## What this task involves
How many lines below contain the word "label"? Answer with that number alone.

## Entries provided
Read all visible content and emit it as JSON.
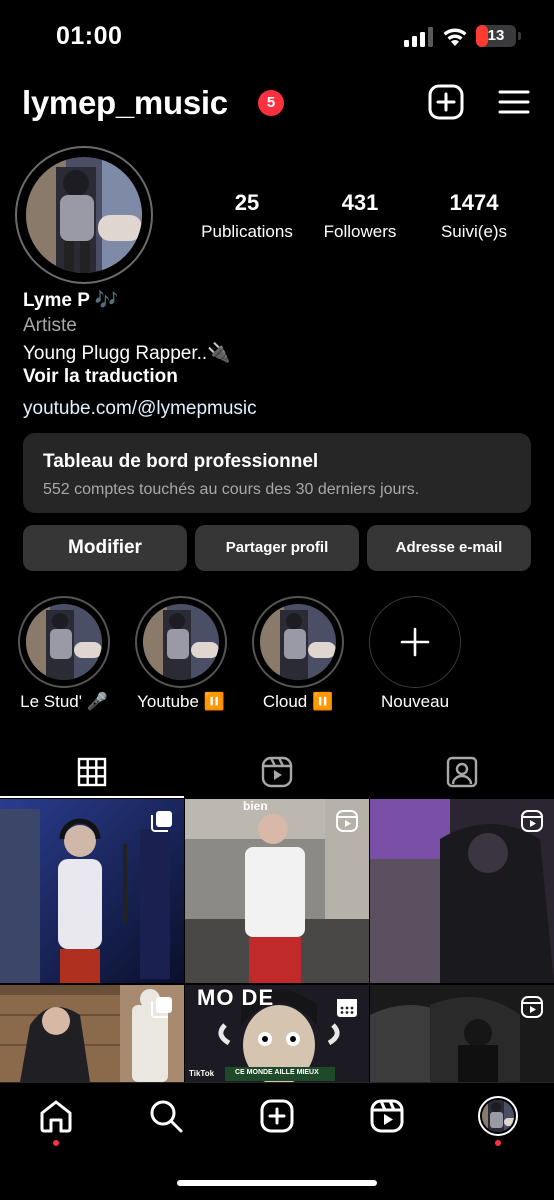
{
  "status_bar": {
    "time": "01:00",
    "battery": "13",
    "battery_level": 0.13
  },
  "header": {
    "username": "lymep_music",
    "notification_count": "5",
    "create_icon": "plus-square-icon",
    "menu_icon": "hamburger-menu-icon"
  },
  "profile": {
    "stats": [
      {
        "value": "25",
        "label": "Publications"
      },
      {
        "value": "431",
        "label": "Followers"
      },
      {
        "value": "1474",
        "label": "Suivi(e)s"
      }
    ],
    "name": "Lyme P 🎶",
    "category": "Artiste",
    "bio": "Young Plugg Rapper..🔌",
    "translate": "Voir la traduction",
    "link": "youtube.com/@lymepmusic"
  },
  "dashboard": {
    "title": "Tableau de bord professionnel",
    "subtitle": "552 comptes touchés au cours des 30 derniers jours."
  },
  "buttons": {
    "edit": "Modifier",
    "share": "Partager profil",
    "email": "Adresse e-mail"
  },
  "highlights": [
    {
      "label": "Le Stud' 🎤"
    },
    {
      "label": "Youtube ⏸️"
    },
    {
      "label": "Cloud ⏸️"
    },
    {
      "label": "Nouveau"
    }
  ],
  "tabs": [
    "grid-icon",
    "reels-icon",
    "tagged-icon"
  ],
  "grid": [
    {
      "icon": "carousel-icon",
      "text": ""
    },
    {
      "icon": "reels-icon",
      "text": "bien"
    },
    {
      "icon": "reels-icon",
      "text": ""
    },
    {
      "icon": "carousel-icon",
      "text": ""
    },
    {
      "icon": "calendar-icon",
      "text": "MO  DE",
      "caption": "CE MONDE AILLE MIEUX",
      "watermark": "TikTok"
    },
    {
      "icon": "reels-icon",
      "text": ""
    }
  ],
  "nav": [
    "home-icon",
    "search-icon",
    "create-icon",
    "reels-icon",
    "profile-avatar"
  ],
  "colors": {
    "background": "#000000",
    "badge": "#ff3040",
    "button": "#363636",
    "card": "#262626",
    "muted": "#a8a8a8"
  }
}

## Answer to this exercise
7